A haunting experience: Ghosthunters reopen Scott jail as museum

  • The historic Scott County Jail in Huntsville, built in 1904, was reopened Saturday, Oct. 4, as a tourist attraction. - G. Chambers Williams III

  • Paranormal investigators Kristy Sumner, left, and Miranda Young are the co-operators of the museum on the site of the historic Scott County Jail in Huntsville, which opened to visitors on Saturday. - G. Chambers Williams III

There’s a somewhat spooky new tourist attraction open in nearby Huntsville.

Two professional paranormal investigators have leased the historic Scott County Jail from the city of Huntsville, and have turned it into a museum and a venue for tourists and ghosthunters.

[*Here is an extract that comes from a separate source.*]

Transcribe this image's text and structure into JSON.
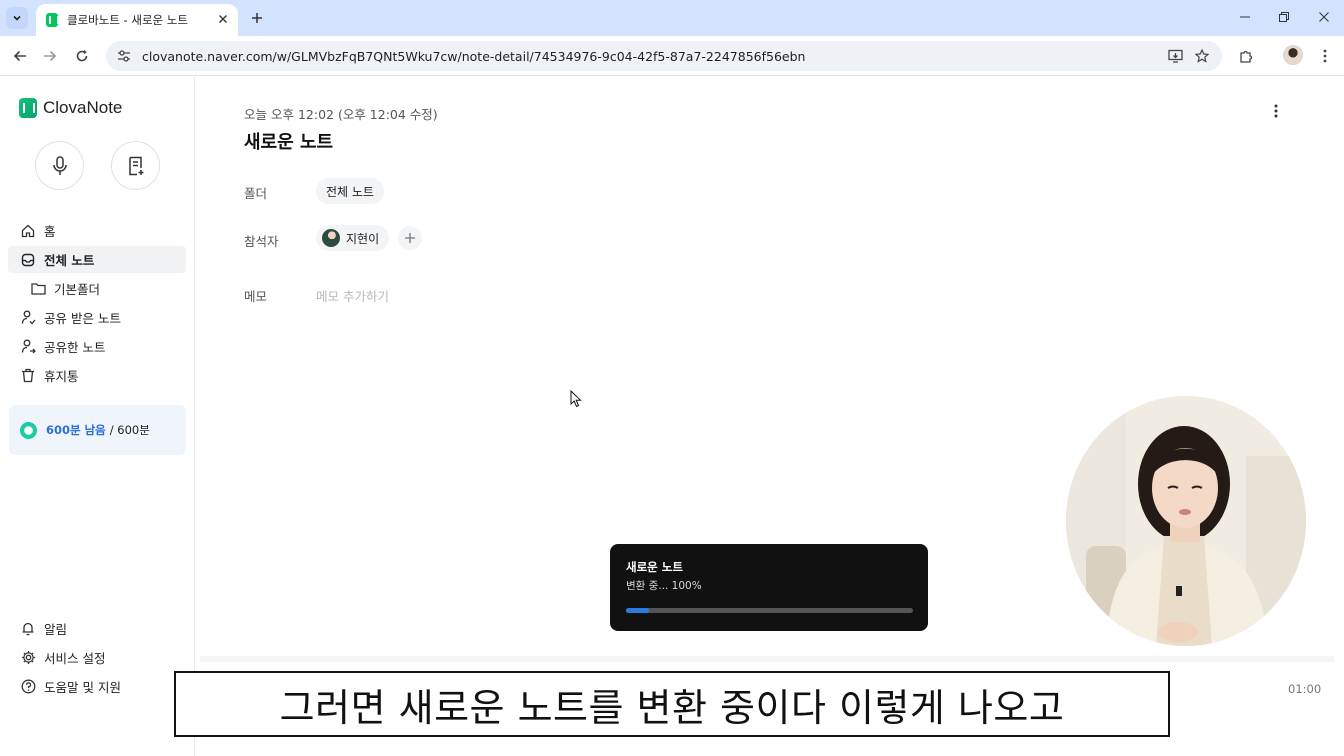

Built in 1904, the three-story stone building on Court Street was last used as a jail in 2008, and had been closed to everyone since then.

But in 2017, Huntsville got an historical-facilities grant to do some restoration work on the building, using it to paint the interior, update the windows, and fix the air-conditioning/heating system, said Miranda Young, a Scott County native who joined with fellow paranormal investigator Kristy Sumner to open the facility to visitors.

“We’re all about history,” Young said on Saturday (Sept. 4), the opening day for the tourist attraction. “I approached the mayor and aldermen about the jail, and wanted to make it accessible to the community as a museum and for community events.

“I reached out to Kristy, and we decided to do this together.”

Sumner, who lives in Ocala, Fla., said she will be moving to Huntsville to be a partner in the venture.

“The jail was built in 1904, and the third floor was added in 1922,” Sumner said. “There are lots of stories associated with the jail, and there is even a woman in the community who was born there. She was the daughter of one of the jailers, and was born in the jailers’ living quarters on the first floor.”

The building had been vacant since the renovation, and “people had been asking on Facebook if they could go inside,” Young said. “That’s one reason we’re doing this – to give the community access to the building.”

The exterior walls are made of 5-by-4-by-3-foot blocks of local sandstone.

After Scott County closed the jail, the city got it from the county so it could be preserved, Young said.

Young and Sumner have created a self-guided audio tour for visitors, and have set up a gift shop in the former jailers’ quarters. There is also a booking room on the ground floor, which is now the museum’s office. That area also served as the sheriff’s office for many years.

The second floor includes the trusties’ quarters and the jail’s kitchen. On the third floor are nine cells – eight for men and one for women. Besides interior stairs, there is a small elevator to reach the higher floors.

Young said the jail will sponsor public “ghost hunts,” and will be made available for community events and private paranormal investigations, as there are supposed to be ghosts of past residents haunting the premises.

The staff will also conduct history and ghost walks in the downtown area, ending at the jail, during October, Young said.

The museum will be open for visitors Thursdays through Mondays, but will be closed on Tuesdays and Wednesdays. Tentative hours are 10 a.m. to 5 p.m.

Admission prices are $10 for adults, $5 for children 5-12, and $7 for senior citizens and members of the military, Young said.

The museum has a Facebook page and a website (historicscottcojail.com).